Education & Academic

Join The Computer-Based Math™ Education Forum

The computerbasedmath.org community has been growing steadily since the project first started in 2010. Several thousand of you have signed up to show your support, share your ideas, and help spread the word. The Computer-Based Math™ Education Summit has been a great tool for bringing the community together, but we wanted a central hub where the community can gather more than just once a year. So we've launched the The Computer-Based Math Education Forum. Whatever your background, join the conversation and share your experiences.
Announcements & Events

Developing Light Microscopy Techniques with Mathematica
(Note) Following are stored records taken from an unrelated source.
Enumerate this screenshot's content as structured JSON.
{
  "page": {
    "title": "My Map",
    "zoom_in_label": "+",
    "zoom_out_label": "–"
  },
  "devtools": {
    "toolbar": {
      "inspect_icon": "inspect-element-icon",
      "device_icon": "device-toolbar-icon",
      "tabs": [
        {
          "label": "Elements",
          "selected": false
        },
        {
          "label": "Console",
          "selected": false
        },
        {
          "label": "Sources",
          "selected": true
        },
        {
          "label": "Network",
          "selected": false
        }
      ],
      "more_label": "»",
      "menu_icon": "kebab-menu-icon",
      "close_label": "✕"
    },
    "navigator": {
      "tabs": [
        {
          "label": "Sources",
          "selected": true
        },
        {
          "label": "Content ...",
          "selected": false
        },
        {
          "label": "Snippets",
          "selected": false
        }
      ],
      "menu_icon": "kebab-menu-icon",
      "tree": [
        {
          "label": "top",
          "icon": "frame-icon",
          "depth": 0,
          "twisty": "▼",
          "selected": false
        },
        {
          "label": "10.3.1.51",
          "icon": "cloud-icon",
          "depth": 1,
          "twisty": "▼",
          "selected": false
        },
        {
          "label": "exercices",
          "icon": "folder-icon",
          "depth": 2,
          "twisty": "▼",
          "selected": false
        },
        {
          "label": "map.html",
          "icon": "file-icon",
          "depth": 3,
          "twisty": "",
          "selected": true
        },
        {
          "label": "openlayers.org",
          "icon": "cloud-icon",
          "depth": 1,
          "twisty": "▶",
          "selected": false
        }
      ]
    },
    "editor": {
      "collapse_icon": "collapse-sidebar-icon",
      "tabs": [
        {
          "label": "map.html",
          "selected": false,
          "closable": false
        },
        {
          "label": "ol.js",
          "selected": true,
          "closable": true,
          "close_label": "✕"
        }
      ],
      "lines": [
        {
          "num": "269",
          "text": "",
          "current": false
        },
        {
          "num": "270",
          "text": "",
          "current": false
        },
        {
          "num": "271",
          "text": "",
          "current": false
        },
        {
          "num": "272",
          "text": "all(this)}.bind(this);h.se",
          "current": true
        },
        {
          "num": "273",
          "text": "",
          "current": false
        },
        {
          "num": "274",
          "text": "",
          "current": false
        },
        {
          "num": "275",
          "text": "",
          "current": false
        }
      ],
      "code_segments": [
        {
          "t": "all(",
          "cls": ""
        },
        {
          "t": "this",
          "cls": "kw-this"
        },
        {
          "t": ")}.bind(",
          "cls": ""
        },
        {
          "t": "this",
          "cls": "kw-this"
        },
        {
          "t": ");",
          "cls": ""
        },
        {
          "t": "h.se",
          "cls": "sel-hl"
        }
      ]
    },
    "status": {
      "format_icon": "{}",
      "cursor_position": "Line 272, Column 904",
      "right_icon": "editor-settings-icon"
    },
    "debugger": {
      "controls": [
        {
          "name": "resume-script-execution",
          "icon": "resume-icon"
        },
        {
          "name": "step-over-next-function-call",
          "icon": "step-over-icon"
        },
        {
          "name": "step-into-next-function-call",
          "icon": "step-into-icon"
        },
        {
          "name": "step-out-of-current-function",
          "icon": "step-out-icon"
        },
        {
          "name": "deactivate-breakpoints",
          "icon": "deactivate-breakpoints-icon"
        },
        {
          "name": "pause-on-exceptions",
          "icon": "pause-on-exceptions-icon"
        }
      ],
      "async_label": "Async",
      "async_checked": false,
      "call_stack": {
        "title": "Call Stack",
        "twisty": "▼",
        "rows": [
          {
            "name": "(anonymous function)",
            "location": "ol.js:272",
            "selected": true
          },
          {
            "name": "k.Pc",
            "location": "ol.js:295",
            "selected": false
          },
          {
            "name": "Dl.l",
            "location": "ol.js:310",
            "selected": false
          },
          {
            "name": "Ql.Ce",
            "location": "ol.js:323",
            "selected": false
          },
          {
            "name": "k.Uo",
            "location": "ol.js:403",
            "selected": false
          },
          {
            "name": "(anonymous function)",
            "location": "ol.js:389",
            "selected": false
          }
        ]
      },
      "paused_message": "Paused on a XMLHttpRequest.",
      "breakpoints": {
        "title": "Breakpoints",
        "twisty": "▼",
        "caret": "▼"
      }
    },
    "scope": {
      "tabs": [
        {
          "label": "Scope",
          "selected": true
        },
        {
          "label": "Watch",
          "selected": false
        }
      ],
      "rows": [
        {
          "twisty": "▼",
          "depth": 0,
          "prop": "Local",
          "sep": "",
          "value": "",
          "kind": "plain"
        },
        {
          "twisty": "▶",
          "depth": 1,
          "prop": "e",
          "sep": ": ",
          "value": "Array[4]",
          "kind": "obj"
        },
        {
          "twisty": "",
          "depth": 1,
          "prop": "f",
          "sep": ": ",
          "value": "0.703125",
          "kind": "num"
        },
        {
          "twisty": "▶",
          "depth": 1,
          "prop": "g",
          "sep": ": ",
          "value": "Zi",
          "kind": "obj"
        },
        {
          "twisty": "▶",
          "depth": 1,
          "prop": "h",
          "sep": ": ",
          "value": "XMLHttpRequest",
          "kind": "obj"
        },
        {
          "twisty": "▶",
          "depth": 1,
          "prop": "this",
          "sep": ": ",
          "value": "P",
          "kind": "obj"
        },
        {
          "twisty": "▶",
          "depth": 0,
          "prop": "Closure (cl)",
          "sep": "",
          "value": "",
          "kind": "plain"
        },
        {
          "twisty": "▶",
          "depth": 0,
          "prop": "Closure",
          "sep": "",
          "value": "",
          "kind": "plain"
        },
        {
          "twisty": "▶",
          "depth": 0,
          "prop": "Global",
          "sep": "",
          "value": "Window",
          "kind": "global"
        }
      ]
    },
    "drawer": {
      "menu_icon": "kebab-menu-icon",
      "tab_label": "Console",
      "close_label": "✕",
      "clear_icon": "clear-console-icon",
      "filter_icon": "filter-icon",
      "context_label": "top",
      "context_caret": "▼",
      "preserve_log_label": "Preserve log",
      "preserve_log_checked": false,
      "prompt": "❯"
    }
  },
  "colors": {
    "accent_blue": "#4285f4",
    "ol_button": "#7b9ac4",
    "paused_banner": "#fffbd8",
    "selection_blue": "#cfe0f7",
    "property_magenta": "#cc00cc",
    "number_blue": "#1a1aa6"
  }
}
For Daniel Zicha, head of Light Microscopy at Cancer Research UK, Mathematica is the ultimate tool for biomedical research because it's "quick to develop and then quick to test and visualize the results conveniently and interactively." Zicha uses Mathematica in the development of light microscopy techniques as well as in collaborative research in applications of image processing and analysis methods. Within his collaborative research work in the area of metastasis, Zicha's use of Mathematica to visualize and qualitatively analyze cell morphology led to the discovery of a novel metastasis suppressor. In this video, he describes Mathematica's role in the project and the advantages of having one environment for rapid prototyping, qualitative analysis, and interactive visualization.